How can this be? My sister has rarely met a fish or shellfish she doesn’t like. She’s been known to slurp down impressive amounts of oysters and often steals the last buttery snail when no one’s looking. Still, I find it’s tough to coax even staunch fish lovers to give sardines a try. Maybe it’s because they’re often associated with another small fish that evokes a notoriously stubborn disgust: anchovies. But I love ‘em both.

Unlike the pungent, almost fermented-tasting saltiness of anchovies (perfect for melting into marinara sauce for a deeper flavor), sardines have a subtly briny, oceanic saltiness to them. They are quite meaty to bite into, making them a wonderful option for a main protein. Flavor-wise, I like them best packed in olive oil and most often buy King Oscar.

Mark Bittman offered up this recipe in a “Minimalist” column from 2010. He called this a pantry-raid pasta dish, though I can’t say I know very many people who consider sardines a pantry staple. Still, I love the combination of the toasty breadcrumbs, meaty sardines, fragrant lemon zest and briny capers–all tossed with al dente pasta. This Italian-style preparation makes the sardines approachable to even tentative palates, and the resulting dish has an unctuous saltiness that doesn’t weigh you down too much. So please just give ‘dines a chance. They deserve a permanent place in every pantry.

Pasta with sardines, capers and breadcrumbs

    1/4 cup extra virgin olive oil, divided
    1/3 cup unseasoned breadcrumbs
    1 small onion, chopped finely
    Salt and pepper, to taste
    1 box spaghetti or fettuccine
    Zest of 1 lemon
    Scant 2 tablespoons capers, drained
    1 can sardines, packed in olive oil
    1/3 cup fresh parsley, roughly chopped (save a few handfuls for garnish)
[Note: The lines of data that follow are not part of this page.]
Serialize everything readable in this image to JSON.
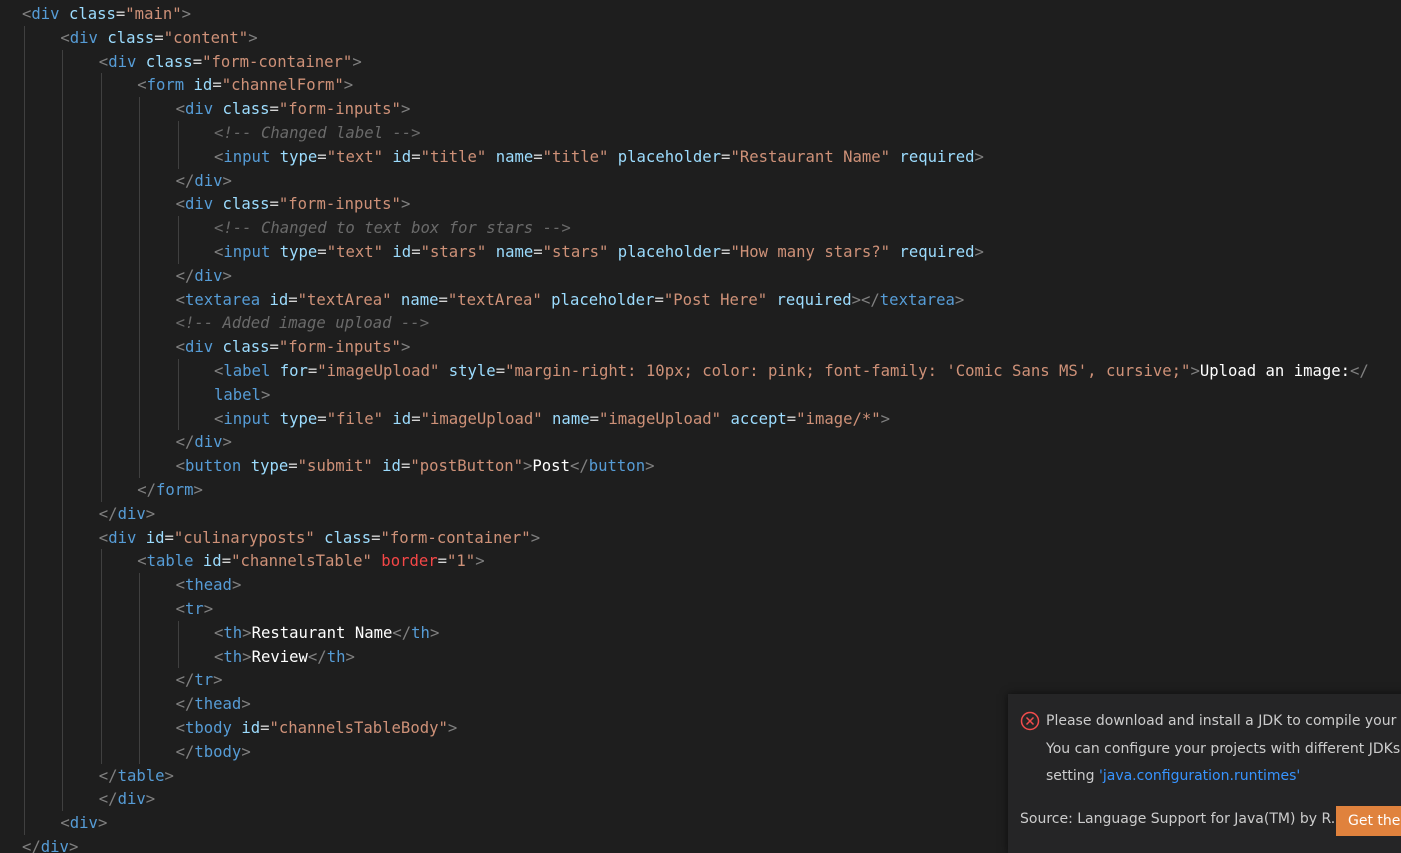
{
  "editor": {
    "lines": [
      {
        "indent": 0,
        "tokens": [
          [
            "p",
            "<"
          ],
          [
            "t",
            "div"
          ],
          [
            "a",
            " class"
          ],
          [
            "e",
            "="
          ],
          [
            "s",
            "\"main\""
          ],
          [
            "p",
            ">"
          ]
        ]
      },
      {
        "indent": 1,
        "tokens": [
          [
            "p",
            "<"
          ],
          [
            "t",
            "div"
          ],
          [
            "a",
            " class"
          ],
          [
            "e",
            "="
          ],
          [
            "s",
            "\"content\""
          ],
          [
            "p",
            ">"
          ]
        ]
      },
      {
        "indent": 2,
        "tokens": [
          [
            "p",
            "<"
          ],
          [
            "t",
            "div"
          ],
          [
            "a",
            " class"
          ],
          [
            "e",
            "="
          ],
          [
            "s",
            "\"form-container\""
          ],
          [
            "p",
            ">"
          ]
        ]
      },
      {
        "indent": 3,
        "tokens": [
          [
            "p",
            "<"
          ],
          [
            "t",
            "form"
          ],
          [
            "a",
            " id"
          ],
          [
            "e",
            "="
          ],
          [
            "s",
            "\"channelForm\""
          ],
          [
            "p",
            ">"
          ]
        ]
      },
      {
        "indent": 4,
        "tokens": [
          [
            "p",
            "<"
          ],
          [
            "t",
            "div"
          ],
          [
            "a",
            " class"
          ],
          [
            "e",
            "="
          ],
          [
            "s",
            "\"form-inputs\""
          ],
          [
            "p",
            ">"
          ]
        ]
      },
      {
        "indent": 5,
        "tokens": [
          [
            "c",
            "<!-- Changed label -->"
          ]
        ]
      },
      {
        "indent": 5,
        "tokens": [
          [
            "p",
            "<"
          ],
          [
            "t",
            "input"
          ],
          [
            "a",
            " type"
          ],
          [
            "e",
            "="
          ],
          [
            "s",
            "\"text\""
          ],
          [
            "a",
            " id"
          ],
          [
            "e",
            "="
          ],
          [
            "s",
            "\"title\""
          ],
          [
            "a",
            " name"
          ],
          [
            "e",
            "="
          ],
          [
            "s",
            "\"title\""
          ],
          [
            "a",
            " placeholder"
          ],
          [
            "e",
            "="
          ],
          [
            "s",
            "\"Restaurant Name\""
          ],
          [
            "a",
            " required"
          ],
          [
            "p",
            ">"
          ]
        ]
      },
      {
        "indent": 4,
        "tokens": [
          [
            "p",
            "</"
          ],
          [
            "t",
            "div"
          ],
          [
            "p",
            ">"
          ]
        ]
      },
      {
        "indent": 4,
        "tokens": [
          [
            "p",
            "<"
          ],
          [
            "t",
            "div"
          ],
          [
            "a",
            " class"
          ],
          [
            "e",
            "="
          ],
          [
            "s",
            "\"form-inputs\""
          ],
          [
            "p",
            ">"
          ]
        ]
      },
      {
        "indent": 5,
        "tokens": [
          [
            "c",
            "<!-- Changed to text box for stars -->"
          ]
        ]
      },
      {
        "indent": 5,
        "tokens": [
          [
            "p",
            "<"
          ],
          [
            "t",
            "input"
          ],
          [
            "a",
            " type"
          ],
          [
            "e",
            "="
          ],
          [
            "s",
            "\"text\""
          ],
          [
            "a",
            " id"
          ],
          [
            "e",
            "="
          ],
          [
            "s",
            "\"stars\""
          ],
          [
            "a",
            " name"
          ],
          [
            "e",
            "="
          ],
          [
            "s",
            "\"stars\""
          ],
          [
            "a",
            " placeholder"
          ],
          [
            "e",
            "="
          ],
          [
            "s",
            "\"How many stars?\""
          ],
          [
            "a",
            " required"
          ],
          [
            "p",
            ">"
          ]
        ]
      },
      {
        "indent": 4,
        "tokens": [
          [
            "p",
            "</"
          ],
          [
            "t",
            "div"
          ],
          [
            "p",
            ">"
          ]
        ]
      },
      {
        "indent": 4,
        "tokens": [
          [
            "p",
            "<"
          ],
          [
            "t",
            "textarea"
          ],
          [
            "a",
            " id"
          ],
          [
            "e",
            "="
          ],
          [
            "s",
            "\"textArea\""
          ],
          [
            "a",
            " name"
          ],
          [
            "e",
            "="
          ],
          [
            "s",
            "\"textArea\""
          ],
          [
            "a",
            " placeholder"
          ],
          [
            "e",
            "="
          ],
          [
            "s",
            "\"Post Here\""
          ],
          [
            "a",
            " required"
          ],
          [
            "p",
            "></"
          ],
          [
            "t",
            "textarea"
          ],
          [
            "p",
            ">"
          ]
        ]
      },
      {
        "indent": 4,
        "tokens": [
          [
            "c",
            "<!-- Added image upload -->"
          ]
        ]
      },
      {
        "indent": 4,
        "tokens": [
          [
            "p",
            "<"
          ],
          [
            "t",
            "div"
          ],
          [
            "a",
            " class"
          ],
          [
            "e",
            "="
          ],
          [
            "s",
            "\"form-inputs\""
          ],
          [
            "p",
            ">"
          ]
        ]
      },
      {
        "indent": 5,
        "tokens": [
          [
            "p",
            "<"
          ],
          [
            "t",
            "label"
          ],
          [
            "a",
            " for"
          ],
          [
            "e",
            "="
          ],
          [
            "s",
            "\"imageUpload\""
          ],
          [
            "a",
            " style"
          ],
          [
            "e",
            "="
          ],
          [
            "s",
            "\"margin-right: 10px; color: pink; font-family: 'Comic Sans MS', cursive;\""
          ],
          [
            "p",
            ">"
          ],
          [
            "x",
            "Upload an image:"
          ],
          [
            "p",
            "</"
          ]
        ]
      },
      {
        "indent": 5,
        "tokens": [
          [
            "t",
            "label"
          ],
          [
            "p",
            ">"
          ]
        ]
      },
      {
        "indent": 5,
        "tokens": [
          [
            "p",
            "<"
          ],
          [
            "t",
            "input"
          ],
          [
            "a",
            " type"
          ],
          [
            "e",
            "="
          ],
          [
            "s",
            "\"file\""
          ],
          [
            "a",
            " id"
          ],
          [
            "e",
            "="
          ],
          [
            "s",
            "\"imageUpload\""
          ],
          [
            "a",
            " name"
          ],
          [
            "e",
            "="
          ],
          [
            "s",
            "\"imageUpload\""
          ],
          [
            "a",
            " accept"
          ],
          [
            "e",
            "="
          ],
          [
            "s",
            "\"image/*\""
          ],
          [
            "p",
            ">"
          ]
        ]
      },
      {
        "indent": 4,
        "tokens": [
          [
            "p",
            "</"
          ],
          [
            "t",
            "div"
          ],
          [
            "p",
            ">"
          ]
        ]
      },
      {
        "indent": 4,
        "tokens": [
          [
            "p",
            "<"
          ],
          [
            "t",
            "button"
          ],
          [
            "a",
            " type"
          ],
          [
            "e",
            "="
          ],
          [
            "s",
            "\"submit\""
          ],
          [
            "a",
            " id"
          ],
          [
            "e",
            "="
          ],
          [
            "s",
            "\"postButton\""
          ],
          [
            "p",
            ">"
          ],
          [
            "x",
            "Post"
          ],
          [
            "p",
            "</"
          ],
          [
            "t",
            "button"
          ],
          [
            "p",
            ">"
          ]
        ]
      },
      {
        "indent": 3,
        "tokens": [
          [
            "p",
            "</"
          ],
          [
            "t",
            "form"
          ],
          [
            "p",
            ">"
          ]
        ]
      },
      {
        "indent": 2,
        "tokens": [
          [
            "p",
            "</"
          ],
          [
            "t",
            "div"
          ],
          [
            "p",
            ">"
          ]
        ]
      },
      {
        "indent": 2,
        "tokens": [
          [
            "p",
            "<"
          ],
          [
            "t",
            "div"
          ],
          [
            "a",
            " id"
          ],
          [
            "e",
            "="
          ],
          [
            "s",
            "\"culinaryposts\""
          ],
          [
            "a",
            " class"
          ],
          [
            "e",
            "="
          ],
          [
            "s",
            "\"form-container\""
          ],
          [
            "p",
            ">"
          ]
        ]
      },
      {
        "indent": 3,
        "tokens": [
          [
            "p",
            "<"
          ],
          [
            "t",
            "table"
          ],
          [
            "a",
            " id"
          ],
          [
            "e",
            "="
          ],
          [
            "s",
            "\"channelsTable\""
          ],
          [
            "b",
            " border"
          ],
          [
            "e",
            "="
          ],
          [
            "s",
            "\"1\""
          ],
          [
            "p",
            ">"
          ]
        ]
      },
      {
        "indent": 4,
        "tokens": [
          [
            "p",
            "<"
          ],
          [
            "t",
            "thead"
          ],
          [
            "p",
            ">"
          ]
        ]
      },
      {
        "indent": 4,
        "tokens": [
          [
            "p",
            "<"
          ],
          [
            "t",
            "tr"
          ],
          [
            "p",
            ">"
          ]
        ]
      },
      {
        "indent": 5,
        "tokens": [
          [
            "p",
            "<"
          ],
          [
            "t",
            "th"
          ],
          [
            "p",
            ">"
          ],
          [
            "x",
            "Restaurant Name"
          ],
          [
            "p",
            "</"
          ],
          [
            "t",
            "th"
          ],
          [
            "p",
            ">"
          ]
        ]
      },
      {
        "indent": 5,
        "tokens": [
          [
            "p",
            "<"
          ],
          [
            "t",
            "th"
          ],
          [
            "p",
            ">"
          ],
          [
            "x",
            "Review"
          ],
          [
            "p",
            "</"
          ],
          [
            "t",
            "th"
          ],
          [
            "p",
            ">"
          ]
        ]
      },
      {
        "indent": 4,
        "tokens": [
          [
            "p",
            "</"
          ],
          [
            "t",
            "tr"
          ],
          [
            "p",
            ">"
          ]
        ]
      },
      {
        "indent": 4,
        "tokens": [
          [
            "p",
            "</"
          ],
          [
            "t",
            "thead"
          ],
          [
            "p",
            ">"
          ]
        ]
      },
      {
        "indent": 4,
        "tokens": [
          [
            "p",
            "<"
          ],
          [
            "t",
            "tbody"
          ],
          [
            "a",
            " id"
          ],
          [
            "e",
            "="
          ],
          [
            "s",
            "\"channelsTableBody\""
          ],
          [
            "p",
            ">"
          ]
        ]
      },
      {
        "indent": 4,
        "tokens": [
          [
            "p",
            "</"
          ],
          [
            "t",
            "tbody"
          ],
          [
            "p",
            ">"
          ]
        ]
      },
      {
        "indent": 2,
        "tokens": [
          [
            "p",
            "</"
          ],
          [
            "t",
            "table"
          ],
          [
            "p",
            ">"
          ]
        ]
      },
      {
        "indent": 2,
        "tokens": [
          [
            "p",
            "</"
          ],
          [
            "t",
            "div"
          ],
          [
            "p",
            ">"
          ]
        ]
      },
      {
        "indent": 1,
        "tokens": [
          [
            "p",
            "<"
          ],
          [
            "t",
            "div"
          ],
          [
            "p",
            ">"
          ]
        ]
      },
      {
        "indent": 0,
        "tokens": [
          [
            "p",
            "</"
          ],
          [
            "t",
            "div"
          ],
          [
            "p",
            ">"
          ]
        ]
      }
    ]
  },
  "notification": {
    "icon": "error-circle-icon",
    "message_line1": "Please download and install a JDK to compile your project.",
    "message_line2": "You can configure your projects with different JDKs by the",
    "message_line3_prefix": "setting ",
    "message_link": "'java.configuration.runtimes'",
    "source": "Source: Language Support for Java(TM) by R...",
    "button_label": "Get the Java Development Kit",
    "icon_color": "#f14c4c",
    "button_color": "#e0823d"
  }
}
Method: Bring a large pot of water to a boil and salt it generously. Heat a few tablespoons of olive oil in a large skillet over medium heat. When it’s hot, add the breadcrumbs and cook, tossing frequently, until they are golden and smell toasty, less than 5 minutes. Remove, and set aside. Add the rest of the oil and the onion to the pan, sprinkle with salt and pepper, and sauté about 5 minutes until soft.

Meanwhile, add the pasta to the boiling water and cook until just tender. Drain, saving about 1/2 cup of the cooking liquid. Turn the heat under the onions to medium-high and add the lemon zest, capers and sardines; cook, stirring occasionally, until just heated through, about 2 minutes.

Add the pasta to the sardine mixture, and toss well to combine. Add the parsley, most of the breadcrumbs and a little pasta water, as needed, to moisten. Check for seasoning, and adjust as needed.

Pile the pasta into deep bowls, and garnish with more parsley and breadcrumbs. Serves 4.